Jamie Gates, of the Chamber of Commerce, continued the story: “We hired a consultant to tell us how to lure new business into town. Our advantages were that we were young and educated–we have three colleges in town, our percentage of college graduates is ten points higher than the national average. But, the consultant said, “Hospitality is an issue for you. You don’t have a restaurant where you can buy a bottle of wine with your pasta.”

So the town fathers approached Mike Coats, who had an excellent track record running chain restaurants. They offered to go to war for his right to sell liquor by the glass. “It became a huge moral issue,” said Jamie Gates. “And it was very public. People had to sign their names on a petition favoring the sale of liquor. That wasn’t easy for some.” It was an old-fashioned war between “progressives” in the business community and the churches. The churches received support from the Arkansas Family Council, which bused people into Little Rock, from all over the state, for the liquor board hearing. “But we had put together a united front and as strong an argument as the liquor board had ever seen,” said Mayor Townsell. “It was a no-brainer.” There are now 30 “private clubs” selling liquor by the glass in town.

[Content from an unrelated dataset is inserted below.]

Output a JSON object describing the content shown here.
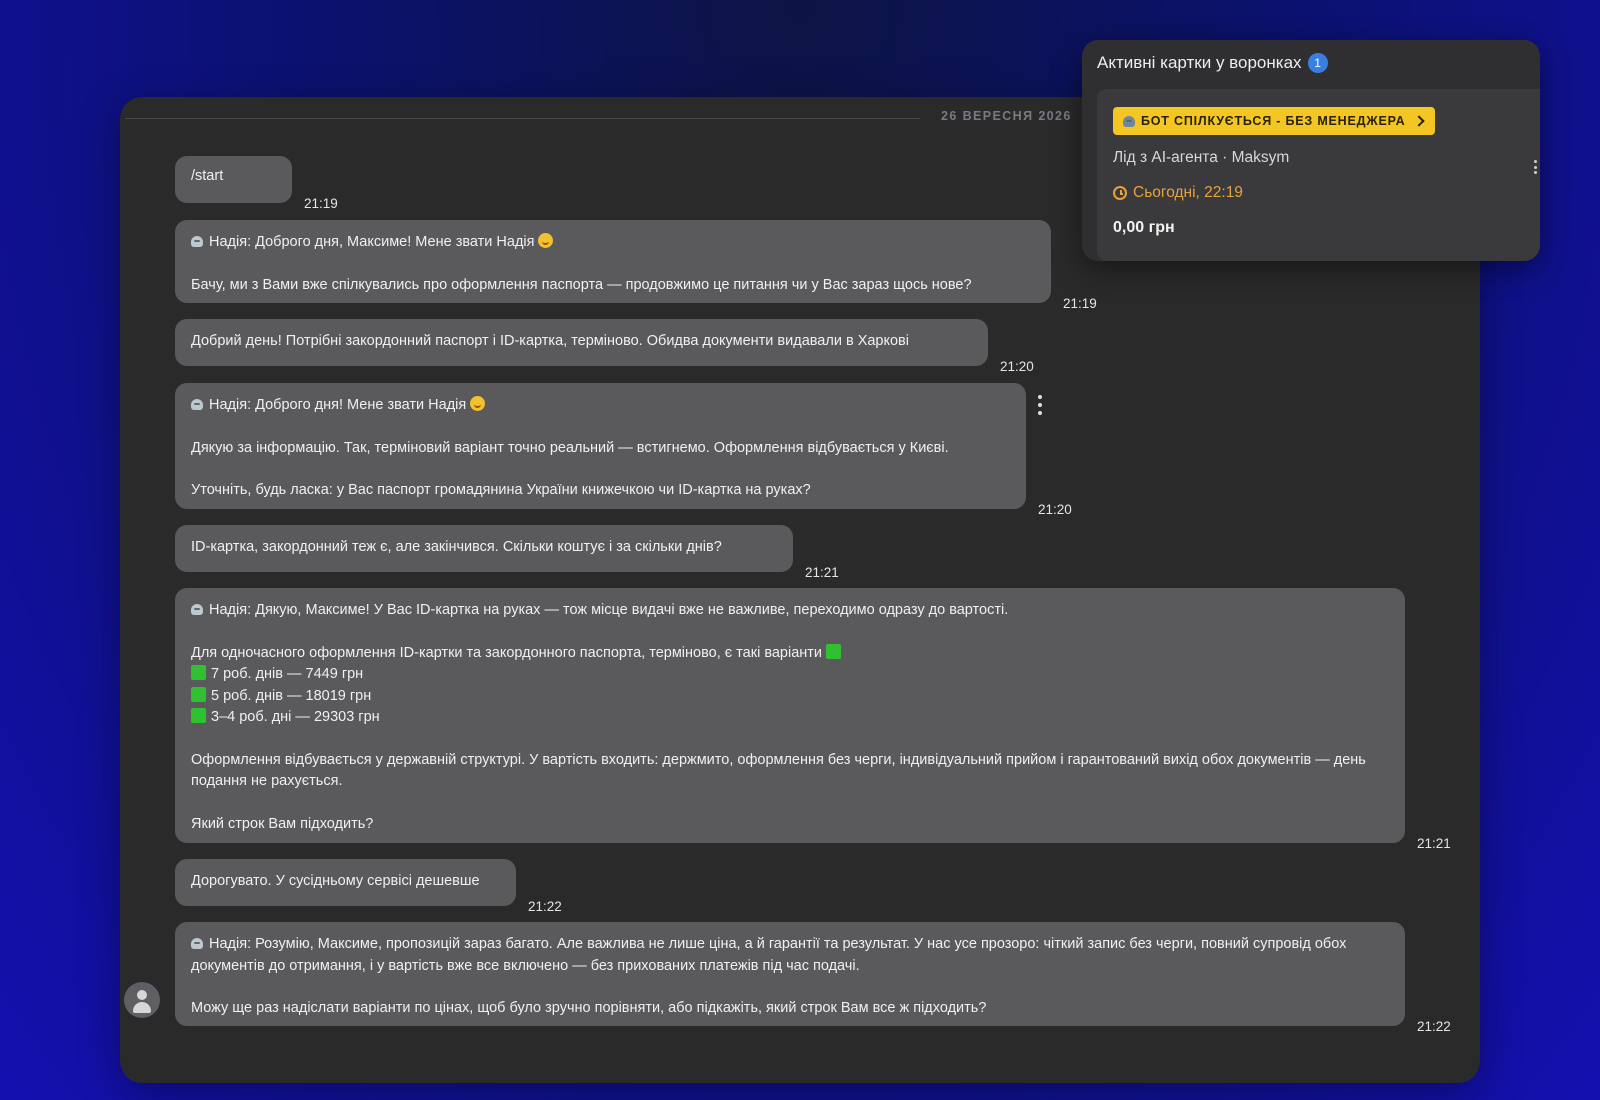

The business leaders didn’t stop there. They got federal funds–earmarks!–to spruce up downtown with trees and signage.They put in new parks and bike trails. They got 90% federal funding to relocate their airport so that corporate jets could land. They got federal funding for water and sewer infrastructure at a new industrial park. They put in roundabouts to ease traffic congestion. “This is scary stuff down here in the South,” said Coats, the restaurateur. “People said roundabouts were French. But they sure do like them now. And we’re starting to make some of the best-places-to-live lists.”

Having done all the things the consultant had suggested, the business leaders went hunting for new businesses–and they hit the jackpot in 2007, luring Hewlett-Packard to build a regional sales and support facility with 1700 jobs into town.

I asked the mayor if all this government activism had gotten the attention of the Tea Party. “Well yes, there’s been some pushback,” he said. “The Tea Party folks think the price tag has been too high, but they’re a minority.” When the talk turned to the national scene–(I nudged it there)–the business leaders, equally divided between Republicans and conservative Democrats–were appalled by what had been going on in Washington. “The way we do business here in Conway,” said John Sanson, the H-P employee, “is we try to accomplish the things we can agree on first.” The resulting sense of accomplishment makes it easier to tackle the controversial issues.

“I wish the media would do something to help us,” said Ray Kordsmeier, who owns a furniture and appliance store in town. “Places like CNN and Fox always tell you about the differences between politicians. Maybe they should ask the politicians what they agree on first, and emphasize that.”

“Everyone is a DJ and no one’s a musician in Washington,” said Jamie Gates. “They’re all sampling lines written by other people, instead of getting together and making some music for all of us.”

It occurred to me that these businesspeople were, essentially, the heart of what the Main Street, mainstream Republican Party used to be–and, no surprise, they tended to favor Mitt Romney, an old-fashioned sort of Republican candidate. The Mayor said he had never voted for a Democrat for President, “but I might have to this time, if it looks like the Republicans are going to take the Senate.” I agreed that if the current Republican Party controlled the Congress and the presidency, the federal funds that made the Conway revival possible would no longer be available. “That’s exactly what I’m worried about,” he said

Yesterday’s Playlist:

1. It’s Been A Great Afternoon by Merle Haggard

2. The Taxes on the Farmer Feed Us All by Ry Cooder

3. Stumbling Through The Dark by The Jayhawks

4. Boys by The Beatles

5. Boyz by M.I.A.